It is not merely the results that convince us of this deliberate practice. It is that the examples we take most of the time are associated with people who excelled in learning within kind learning environments. Take Golf or Chess for example. These types of environments have next steps and goals that are clear, rules that are clear which never change, and you get structured feedback as soon as you do something. Apart from chess or golf, I think there is one more thing that sounds a bit similar. The whole education system.
For over 20 years of our life, we learn the skills that we need to survive the world in a kind learning environment. You know all your next steps well in advance. The rules are simple and clear, just study and pass the exams. You get your results in a very structured form, and every year is like the year before.
But with that training, where do we move on to? A world where you don’t know what the next steps would be. There are no specifically determined rules to play it. Feedback is never structured. Sometimes you get over-exaggerated feedback and sometimes nothing. And the past can hardly show how the next year would be. This is a wicked environment.
We train ourselves in a kind environment and expect to survive in an ever-increasing wicked environment.
We live in a well-connected world where innovations come from a combination of different disciplines instead of drilling down on a single subject. In such environments, knowledge across multiple disciplines play a significantly important role.
Career-focused education Vs broader general education.
One research conducted with the participation of a dozen countries about students who got career-focused education, against students who got more general but broader forms of education shared how well they performed in their careers. Students who got career-focused education were quick to get jobs and were offered higher salaries. But they struggled harder and harder to stay up with the fast-changing world, they end up failing long term.
According to classifications by the US patent office, the latest innovations in the field of technology does not come from digging deeper and deeper into a field of study. Instead, most of the innovations come from teams that include individuals that have worked across several different technologies.
One thing is evident from sheer observation. If the requirement is to connect the dots across multiple fields, an individual with a broader knowledge will perform much better compared to a group of different individuals with specialized knowledge working together. Why? We always can make better, effective, and faster connections within ourselves than when it is among a group of people. It takes only seconds to run tens of different combinations that a problem can be solved within ourselves. The same task might take hours when given to a group.
Unfortunately, we create only a fewer number of such broader people right now. The systems are not supporting the cause. Mainly because such people are slower to catch up, and the effectiveness takes time. There is no way to intensify such behavior in the current system.
Therefore we short circuit the process that Bill Gates talked about, which I mentioned above. We see specialization as the only way forward to a bright future. If that is the case, it only makes sense to stop plying around and get on to whatever the field you stumble upon and stick with it. It surely will improve your grit. But what good can a bunch of gritty, hyper-specialized senseless people bring to this world?

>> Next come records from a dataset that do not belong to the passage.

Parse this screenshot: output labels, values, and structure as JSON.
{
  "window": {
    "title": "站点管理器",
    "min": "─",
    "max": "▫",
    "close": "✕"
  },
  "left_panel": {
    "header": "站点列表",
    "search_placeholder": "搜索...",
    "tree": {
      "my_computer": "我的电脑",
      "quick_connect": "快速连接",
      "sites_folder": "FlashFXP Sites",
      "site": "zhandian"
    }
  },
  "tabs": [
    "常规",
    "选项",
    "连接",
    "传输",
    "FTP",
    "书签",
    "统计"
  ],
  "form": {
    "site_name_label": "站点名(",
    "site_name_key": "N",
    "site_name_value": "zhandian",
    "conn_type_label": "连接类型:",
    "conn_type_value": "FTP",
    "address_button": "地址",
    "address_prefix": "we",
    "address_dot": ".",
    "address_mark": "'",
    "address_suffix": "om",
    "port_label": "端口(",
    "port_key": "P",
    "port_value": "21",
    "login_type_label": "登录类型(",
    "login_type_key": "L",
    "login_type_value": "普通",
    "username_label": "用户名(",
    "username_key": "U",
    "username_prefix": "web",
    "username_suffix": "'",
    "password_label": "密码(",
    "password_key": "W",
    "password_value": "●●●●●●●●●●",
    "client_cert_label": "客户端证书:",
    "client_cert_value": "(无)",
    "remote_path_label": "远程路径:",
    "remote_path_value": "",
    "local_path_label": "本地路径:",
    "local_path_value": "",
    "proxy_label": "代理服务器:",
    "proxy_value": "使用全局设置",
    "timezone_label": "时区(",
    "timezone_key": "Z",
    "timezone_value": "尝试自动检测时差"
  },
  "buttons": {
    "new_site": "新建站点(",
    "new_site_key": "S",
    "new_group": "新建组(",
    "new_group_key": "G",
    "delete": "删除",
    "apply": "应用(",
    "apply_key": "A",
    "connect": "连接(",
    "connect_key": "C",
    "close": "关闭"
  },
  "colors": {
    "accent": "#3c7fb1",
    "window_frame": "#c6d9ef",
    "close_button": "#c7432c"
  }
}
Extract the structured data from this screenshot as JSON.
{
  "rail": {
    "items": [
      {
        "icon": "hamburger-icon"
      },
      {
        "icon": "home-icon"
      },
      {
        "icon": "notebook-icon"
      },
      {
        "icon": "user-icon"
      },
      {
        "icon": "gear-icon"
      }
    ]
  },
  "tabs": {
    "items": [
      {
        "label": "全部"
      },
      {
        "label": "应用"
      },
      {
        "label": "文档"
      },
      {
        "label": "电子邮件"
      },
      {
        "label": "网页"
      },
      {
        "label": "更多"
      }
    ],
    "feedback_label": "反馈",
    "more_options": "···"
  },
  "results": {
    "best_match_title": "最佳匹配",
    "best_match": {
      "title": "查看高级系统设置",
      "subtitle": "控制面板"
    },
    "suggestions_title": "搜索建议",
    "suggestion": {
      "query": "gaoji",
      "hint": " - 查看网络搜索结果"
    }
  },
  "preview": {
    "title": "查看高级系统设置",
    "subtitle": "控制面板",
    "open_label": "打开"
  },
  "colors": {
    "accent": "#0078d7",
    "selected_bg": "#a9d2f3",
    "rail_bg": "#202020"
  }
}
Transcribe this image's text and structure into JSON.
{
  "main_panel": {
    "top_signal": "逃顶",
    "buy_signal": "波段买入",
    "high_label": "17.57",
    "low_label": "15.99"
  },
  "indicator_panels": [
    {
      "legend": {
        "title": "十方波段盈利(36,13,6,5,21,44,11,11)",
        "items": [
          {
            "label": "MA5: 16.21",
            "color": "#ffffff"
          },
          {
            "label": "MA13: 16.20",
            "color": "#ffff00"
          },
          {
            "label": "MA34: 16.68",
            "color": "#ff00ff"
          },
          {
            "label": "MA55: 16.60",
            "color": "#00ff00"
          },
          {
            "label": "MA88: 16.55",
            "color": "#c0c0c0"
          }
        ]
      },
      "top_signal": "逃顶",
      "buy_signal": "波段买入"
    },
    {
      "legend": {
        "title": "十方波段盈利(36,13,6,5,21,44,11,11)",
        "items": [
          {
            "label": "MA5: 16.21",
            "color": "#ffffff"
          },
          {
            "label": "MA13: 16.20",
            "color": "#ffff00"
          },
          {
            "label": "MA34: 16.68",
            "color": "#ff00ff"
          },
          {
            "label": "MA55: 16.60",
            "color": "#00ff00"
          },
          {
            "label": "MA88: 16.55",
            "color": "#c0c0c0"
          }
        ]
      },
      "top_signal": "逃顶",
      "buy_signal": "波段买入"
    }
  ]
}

Specializing as early as possible is basically the new trend. It certainly has its benefits. However, rushing into a field because of it and desperately holding on is not right. You need to go through different phases in life to know what is right for you.
On the other hand, specialization is not the ultimate key to success. The world is getting complicated by the second. We now need people who can connect the dots, more than the people who keep looking digging.